Press release by NIPSCO:

Merrillville, Ind. – With area schools being out for summer break, NIPSCO encourages parents and family members to have conversations with teens and young children about how to stay safe near and around construction zones this summer.

Construction and work zone safety is especially important as northern Indiana communities are experiencing surges of economic growth resulting in an increase of road expansion projects, new residential and business builds, park recreational facilities, multiplex centers, advancements in medical facilities and a rise in utility work in local neighborhoods.

The National Safety Council states that the construction industry employs more than 7.5 million workers in the United States – playing a significant role in supporting our economy.

As major contributor of regional and state economic expansion, NIPSCO has invested more than $2.7 billion dollars in building, modernizing, and enhancing its infrastructure in the last decade to better serve customers and communities now and into the future. This investment is done through hundreds of individual natural gas and electric construction projects, including an estimated 144 electrical substation rebuilds, 420 miles of electrical distribution wire, 11,475 new utility poles, nine new gas transmission facilities, 44 miles of new gas transmission pipeline, and many safety and enhancement programs that add new technology to the system.

“At NIPSCO, we are driven by the mission to deliver safe and reliable energy to our customers,” says Matthew Ireland, NIPSCO Safety Manager. “Safety is paramount in everything we do, and we want members of the communities we serve to stay safe this summer in and around construction and work zones by increasing their awareness and taking the necessary steps to help keep our employees, contractors and the public out of harm’s way.”

To help encourage awareness and reduce risk, NIPSCO would like to share a few critical safety tips for the summer construction season:

• Do not walk, run, ride, or play around/in construction sites or equipment. Especially
near dirt piles or open trenches.
• Always walk in the designated walkway or sidewalk to avoid injury. Be alert of signage
and sidewalks.
• Avoid being distracted by using any handheld devices whether it is talking, texting,
playing games, listening to music or any other distractions while in a construction zone.
• If possible, avoid construction sites. Injury from debris or heavy machinery is possible.
• Stop, look, and listen for construction vehicles and equipment.
• Often smaller than equipment, adults and children should protect themselves by making
eye contact with equipment operators to be seen.
• Read construction signs to know what to do in these zones.
• Keep Alert, falling objects are possible.
• Listen/watch for instruction by construction workers or flaggers to ensure safety.
• Stay outside of the orange cones, construction fence, and chain link areas.
According to the National Safety Council, work zone deaths have increased 63 percent since
2010. Fatality data from the Bureau of Labor Statistics (BLS) shows an average of 55 worker-
pedestrians are killed per year after being struck by vehicles in work zones.

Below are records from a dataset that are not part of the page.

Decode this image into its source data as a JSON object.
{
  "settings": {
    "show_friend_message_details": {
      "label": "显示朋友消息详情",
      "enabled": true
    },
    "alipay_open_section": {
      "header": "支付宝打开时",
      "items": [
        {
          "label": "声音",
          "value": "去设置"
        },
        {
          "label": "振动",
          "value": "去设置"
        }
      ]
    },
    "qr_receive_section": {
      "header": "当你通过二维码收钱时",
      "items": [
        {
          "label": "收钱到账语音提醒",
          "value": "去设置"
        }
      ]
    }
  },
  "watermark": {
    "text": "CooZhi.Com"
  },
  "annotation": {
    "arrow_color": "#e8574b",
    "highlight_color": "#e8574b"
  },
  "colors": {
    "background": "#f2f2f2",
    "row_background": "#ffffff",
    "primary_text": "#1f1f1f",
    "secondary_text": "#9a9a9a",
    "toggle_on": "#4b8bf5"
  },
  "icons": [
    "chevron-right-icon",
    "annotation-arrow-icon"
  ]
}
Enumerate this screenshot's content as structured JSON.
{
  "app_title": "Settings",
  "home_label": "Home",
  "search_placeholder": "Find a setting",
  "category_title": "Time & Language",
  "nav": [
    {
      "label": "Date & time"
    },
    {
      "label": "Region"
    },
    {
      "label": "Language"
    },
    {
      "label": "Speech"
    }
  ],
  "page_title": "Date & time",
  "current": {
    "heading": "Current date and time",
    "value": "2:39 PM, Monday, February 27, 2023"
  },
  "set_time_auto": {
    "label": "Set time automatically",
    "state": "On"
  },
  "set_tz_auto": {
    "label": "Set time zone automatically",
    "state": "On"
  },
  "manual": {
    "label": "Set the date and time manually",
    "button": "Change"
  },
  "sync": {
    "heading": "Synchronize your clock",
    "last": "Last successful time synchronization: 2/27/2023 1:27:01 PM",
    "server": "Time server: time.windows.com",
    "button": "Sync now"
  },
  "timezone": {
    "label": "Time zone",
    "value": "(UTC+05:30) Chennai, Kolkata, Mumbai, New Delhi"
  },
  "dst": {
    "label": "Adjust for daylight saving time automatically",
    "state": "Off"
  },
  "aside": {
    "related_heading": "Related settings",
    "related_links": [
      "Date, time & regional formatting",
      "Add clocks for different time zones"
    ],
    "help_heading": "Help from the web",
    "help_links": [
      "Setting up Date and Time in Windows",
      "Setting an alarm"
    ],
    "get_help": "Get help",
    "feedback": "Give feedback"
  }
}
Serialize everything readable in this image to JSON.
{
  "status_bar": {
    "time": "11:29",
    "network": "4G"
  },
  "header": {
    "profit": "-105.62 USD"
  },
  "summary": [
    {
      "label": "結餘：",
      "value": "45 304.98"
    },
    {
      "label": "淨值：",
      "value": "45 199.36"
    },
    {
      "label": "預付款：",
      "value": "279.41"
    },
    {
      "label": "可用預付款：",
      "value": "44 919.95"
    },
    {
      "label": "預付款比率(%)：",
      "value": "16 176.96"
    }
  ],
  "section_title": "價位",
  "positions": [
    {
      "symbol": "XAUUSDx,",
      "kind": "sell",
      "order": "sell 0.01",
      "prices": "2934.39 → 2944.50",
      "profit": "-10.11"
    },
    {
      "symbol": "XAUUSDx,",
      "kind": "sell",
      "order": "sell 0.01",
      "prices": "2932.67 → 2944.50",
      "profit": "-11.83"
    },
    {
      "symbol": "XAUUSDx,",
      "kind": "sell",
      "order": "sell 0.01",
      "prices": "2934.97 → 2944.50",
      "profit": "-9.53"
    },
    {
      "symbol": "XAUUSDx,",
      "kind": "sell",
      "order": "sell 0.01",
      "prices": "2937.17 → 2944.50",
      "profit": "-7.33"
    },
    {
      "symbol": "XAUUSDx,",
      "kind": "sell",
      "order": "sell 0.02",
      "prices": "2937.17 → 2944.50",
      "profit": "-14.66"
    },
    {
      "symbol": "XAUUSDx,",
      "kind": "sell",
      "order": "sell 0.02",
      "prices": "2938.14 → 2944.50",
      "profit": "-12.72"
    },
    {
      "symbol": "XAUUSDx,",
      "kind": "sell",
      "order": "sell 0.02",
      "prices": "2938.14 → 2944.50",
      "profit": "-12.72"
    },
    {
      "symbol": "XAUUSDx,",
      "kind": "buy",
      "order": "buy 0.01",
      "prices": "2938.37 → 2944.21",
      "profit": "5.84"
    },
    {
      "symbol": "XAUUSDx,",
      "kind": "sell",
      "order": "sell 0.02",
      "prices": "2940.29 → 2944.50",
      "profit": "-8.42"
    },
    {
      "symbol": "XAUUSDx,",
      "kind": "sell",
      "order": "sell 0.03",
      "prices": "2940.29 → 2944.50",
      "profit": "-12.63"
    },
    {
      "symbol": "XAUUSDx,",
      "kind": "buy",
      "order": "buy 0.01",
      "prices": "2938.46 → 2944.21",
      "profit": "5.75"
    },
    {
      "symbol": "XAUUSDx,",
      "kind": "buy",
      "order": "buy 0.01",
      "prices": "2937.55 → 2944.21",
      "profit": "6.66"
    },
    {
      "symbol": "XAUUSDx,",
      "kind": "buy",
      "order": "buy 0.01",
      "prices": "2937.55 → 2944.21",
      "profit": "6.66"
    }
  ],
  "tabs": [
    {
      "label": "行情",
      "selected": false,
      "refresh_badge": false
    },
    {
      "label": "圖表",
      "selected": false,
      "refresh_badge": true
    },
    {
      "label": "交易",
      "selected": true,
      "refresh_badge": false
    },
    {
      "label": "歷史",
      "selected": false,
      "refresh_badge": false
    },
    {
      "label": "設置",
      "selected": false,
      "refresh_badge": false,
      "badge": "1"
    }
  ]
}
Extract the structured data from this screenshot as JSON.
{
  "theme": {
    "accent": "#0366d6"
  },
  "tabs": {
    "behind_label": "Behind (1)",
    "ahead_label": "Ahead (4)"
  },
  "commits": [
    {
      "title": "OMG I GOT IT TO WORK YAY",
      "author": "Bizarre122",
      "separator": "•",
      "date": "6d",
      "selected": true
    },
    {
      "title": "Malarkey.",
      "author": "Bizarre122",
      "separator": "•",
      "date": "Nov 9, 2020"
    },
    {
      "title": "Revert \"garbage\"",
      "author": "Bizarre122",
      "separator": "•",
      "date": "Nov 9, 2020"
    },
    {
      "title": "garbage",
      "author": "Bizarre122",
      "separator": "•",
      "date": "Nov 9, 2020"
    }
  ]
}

Safety is everyone’s responsibility. Please remember to take time out of your day to prepare for upcoming tasks and to have conversations about staying safe with family members.